Shai said his first word “tractor” at 5 years
of age, about 6 months after starting the program. We did
the program intensely for 2 ½ years then reduced this
to a “maintenance program” of 8 km jogging per
day and intellectual “bits” and word flash-cards
until Shai was 10 years old. Before doing the program, Shai’s
left arm drooped down alongside his body and his gait was
“wooden”. He now walks beautifully. (He also did
the “Fast Forword” listening program from the
Scientific Learning Corporation in the USA in this period).
At 10 ½ Shai was also diagnosed as being on the autism
spectrum. His speech was still difficult to understand and
he had about 400 words. At 15 1/2, Shai talks a lot and his
grammar and syntax is now understood clearly by others. He
reads at about the level of a 9 year old. He plays baseball,
tennis, basketball, golf and soccer. He also swims and skis
well. His development over the last 5 years is due to excellent
special schooling at MUSEC, Macquarie University (for 18 months)
and then the Warrah Steiner Special School at Dural in NSW
(for 3 years).
I truly believe that the development program provided the
foundation for Shai’s later development and enabled
him to achieve his “human potential”. He is still
intellectually disabled but is a great kid! His current topics

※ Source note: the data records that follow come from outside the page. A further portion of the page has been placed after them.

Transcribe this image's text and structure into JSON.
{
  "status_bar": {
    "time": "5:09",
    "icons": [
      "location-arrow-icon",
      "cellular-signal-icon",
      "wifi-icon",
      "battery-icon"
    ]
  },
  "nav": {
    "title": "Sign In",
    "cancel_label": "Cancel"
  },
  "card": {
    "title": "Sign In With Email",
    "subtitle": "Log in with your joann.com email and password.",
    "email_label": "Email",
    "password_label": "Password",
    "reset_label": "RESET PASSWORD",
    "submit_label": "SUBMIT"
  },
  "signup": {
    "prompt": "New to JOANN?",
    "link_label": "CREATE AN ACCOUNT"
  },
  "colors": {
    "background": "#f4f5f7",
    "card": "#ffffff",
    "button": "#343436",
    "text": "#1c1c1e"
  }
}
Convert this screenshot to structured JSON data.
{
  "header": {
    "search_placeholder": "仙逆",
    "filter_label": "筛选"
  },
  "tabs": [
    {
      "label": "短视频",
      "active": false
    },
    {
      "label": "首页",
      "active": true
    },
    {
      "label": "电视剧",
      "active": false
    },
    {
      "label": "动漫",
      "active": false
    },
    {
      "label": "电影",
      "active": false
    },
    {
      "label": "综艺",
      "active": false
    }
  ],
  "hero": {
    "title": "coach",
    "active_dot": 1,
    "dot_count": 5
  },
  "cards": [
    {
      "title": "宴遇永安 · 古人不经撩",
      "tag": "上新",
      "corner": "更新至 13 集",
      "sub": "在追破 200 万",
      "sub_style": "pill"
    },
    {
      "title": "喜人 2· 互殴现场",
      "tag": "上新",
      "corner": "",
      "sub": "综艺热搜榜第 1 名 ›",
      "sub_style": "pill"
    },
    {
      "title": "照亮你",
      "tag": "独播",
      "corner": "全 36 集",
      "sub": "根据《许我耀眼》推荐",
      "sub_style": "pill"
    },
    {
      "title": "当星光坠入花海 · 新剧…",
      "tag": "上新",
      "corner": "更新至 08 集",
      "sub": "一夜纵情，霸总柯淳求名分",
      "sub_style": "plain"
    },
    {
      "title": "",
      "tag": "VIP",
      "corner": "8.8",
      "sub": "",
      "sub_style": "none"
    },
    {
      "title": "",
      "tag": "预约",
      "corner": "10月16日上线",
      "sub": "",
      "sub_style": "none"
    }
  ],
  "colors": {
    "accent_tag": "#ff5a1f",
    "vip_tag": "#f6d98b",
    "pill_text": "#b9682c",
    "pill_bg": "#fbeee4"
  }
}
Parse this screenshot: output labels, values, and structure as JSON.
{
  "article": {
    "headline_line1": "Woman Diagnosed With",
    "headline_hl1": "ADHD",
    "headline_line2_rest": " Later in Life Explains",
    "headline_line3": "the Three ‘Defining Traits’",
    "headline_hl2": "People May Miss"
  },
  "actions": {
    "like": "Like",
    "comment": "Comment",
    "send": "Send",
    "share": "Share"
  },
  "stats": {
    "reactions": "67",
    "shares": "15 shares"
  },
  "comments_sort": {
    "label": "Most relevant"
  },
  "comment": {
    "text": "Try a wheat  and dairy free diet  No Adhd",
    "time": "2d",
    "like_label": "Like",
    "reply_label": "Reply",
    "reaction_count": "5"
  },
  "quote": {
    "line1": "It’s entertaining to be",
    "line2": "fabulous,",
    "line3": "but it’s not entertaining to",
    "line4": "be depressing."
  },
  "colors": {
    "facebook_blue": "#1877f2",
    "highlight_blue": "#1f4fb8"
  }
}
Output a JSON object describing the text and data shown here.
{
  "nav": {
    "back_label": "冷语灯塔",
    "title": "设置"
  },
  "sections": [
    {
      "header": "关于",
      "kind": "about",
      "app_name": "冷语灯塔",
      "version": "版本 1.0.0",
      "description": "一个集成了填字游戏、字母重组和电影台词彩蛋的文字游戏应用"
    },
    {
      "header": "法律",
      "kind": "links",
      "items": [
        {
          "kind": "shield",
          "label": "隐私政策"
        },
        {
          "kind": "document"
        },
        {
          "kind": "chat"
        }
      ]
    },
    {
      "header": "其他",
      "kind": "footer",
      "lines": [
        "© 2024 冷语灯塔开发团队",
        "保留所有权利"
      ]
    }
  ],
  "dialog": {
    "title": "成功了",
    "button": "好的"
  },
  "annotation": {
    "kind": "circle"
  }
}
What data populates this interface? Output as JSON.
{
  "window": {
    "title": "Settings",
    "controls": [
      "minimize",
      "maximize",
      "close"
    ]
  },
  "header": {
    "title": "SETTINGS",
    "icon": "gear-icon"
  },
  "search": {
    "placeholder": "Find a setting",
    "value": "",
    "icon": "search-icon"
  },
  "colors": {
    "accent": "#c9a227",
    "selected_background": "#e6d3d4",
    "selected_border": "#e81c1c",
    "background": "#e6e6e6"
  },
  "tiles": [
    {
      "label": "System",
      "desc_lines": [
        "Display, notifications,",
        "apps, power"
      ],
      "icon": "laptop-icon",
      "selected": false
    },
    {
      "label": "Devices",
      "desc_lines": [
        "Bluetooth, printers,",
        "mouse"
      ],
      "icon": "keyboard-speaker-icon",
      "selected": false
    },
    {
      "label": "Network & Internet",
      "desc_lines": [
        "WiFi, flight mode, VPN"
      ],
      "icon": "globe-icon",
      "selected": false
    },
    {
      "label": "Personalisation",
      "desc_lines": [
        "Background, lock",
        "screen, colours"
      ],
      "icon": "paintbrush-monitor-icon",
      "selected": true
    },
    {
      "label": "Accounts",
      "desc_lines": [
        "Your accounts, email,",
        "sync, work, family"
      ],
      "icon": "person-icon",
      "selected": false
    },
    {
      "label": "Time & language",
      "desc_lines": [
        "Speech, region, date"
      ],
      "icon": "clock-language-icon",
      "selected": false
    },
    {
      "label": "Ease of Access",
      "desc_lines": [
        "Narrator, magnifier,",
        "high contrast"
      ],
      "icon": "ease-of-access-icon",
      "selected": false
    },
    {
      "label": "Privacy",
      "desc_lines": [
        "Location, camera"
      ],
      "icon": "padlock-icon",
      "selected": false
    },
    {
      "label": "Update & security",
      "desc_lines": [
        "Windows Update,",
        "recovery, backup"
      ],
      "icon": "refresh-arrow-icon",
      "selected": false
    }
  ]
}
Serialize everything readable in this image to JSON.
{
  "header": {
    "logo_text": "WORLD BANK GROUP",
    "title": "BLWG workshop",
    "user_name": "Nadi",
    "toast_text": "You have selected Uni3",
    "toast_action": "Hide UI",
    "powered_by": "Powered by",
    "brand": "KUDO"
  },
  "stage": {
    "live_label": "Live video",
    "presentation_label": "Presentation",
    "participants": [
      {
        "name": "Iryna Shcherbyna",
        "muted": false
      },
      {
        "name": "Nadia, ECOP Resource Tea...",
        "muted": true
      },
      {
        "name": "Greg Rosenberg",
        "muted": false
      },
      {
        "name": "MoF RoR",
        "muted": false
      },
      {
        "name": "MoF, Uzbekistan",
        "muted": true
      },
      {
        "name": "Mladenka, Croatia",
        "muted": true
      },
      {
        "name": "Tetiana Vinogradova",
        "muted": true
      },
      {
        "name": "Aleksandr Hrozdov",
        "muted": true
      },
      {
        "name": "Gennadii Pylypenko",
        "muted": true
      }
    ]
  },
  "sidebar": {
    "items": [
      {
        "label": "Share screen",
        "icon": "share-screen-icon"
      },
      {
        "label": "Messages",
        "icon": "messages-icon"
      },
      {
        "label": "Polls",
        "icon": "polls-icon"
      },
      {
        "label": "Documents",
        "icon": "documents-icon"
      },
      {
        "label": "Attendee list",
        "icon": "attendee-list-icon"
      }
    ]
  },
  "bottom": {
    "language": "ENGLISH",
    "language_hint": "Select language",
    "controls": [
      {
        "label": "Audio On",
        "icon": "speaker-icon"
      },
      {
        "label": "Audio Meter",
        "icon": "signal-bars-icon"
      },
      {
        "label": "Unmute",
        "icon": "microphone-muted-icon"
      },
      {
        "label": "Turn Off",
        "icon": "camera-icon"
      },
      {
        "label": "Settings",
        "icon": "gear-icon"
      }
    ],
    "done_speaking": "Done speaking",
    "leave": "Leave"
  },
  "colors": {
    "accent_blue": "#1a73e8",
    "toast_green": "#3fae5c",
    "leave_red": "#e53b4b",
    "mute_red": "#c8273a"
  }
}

of interest are world affairs, global warming, prevention
of malaria in Africa, and girls!
by Arahni Sont, mother of Shai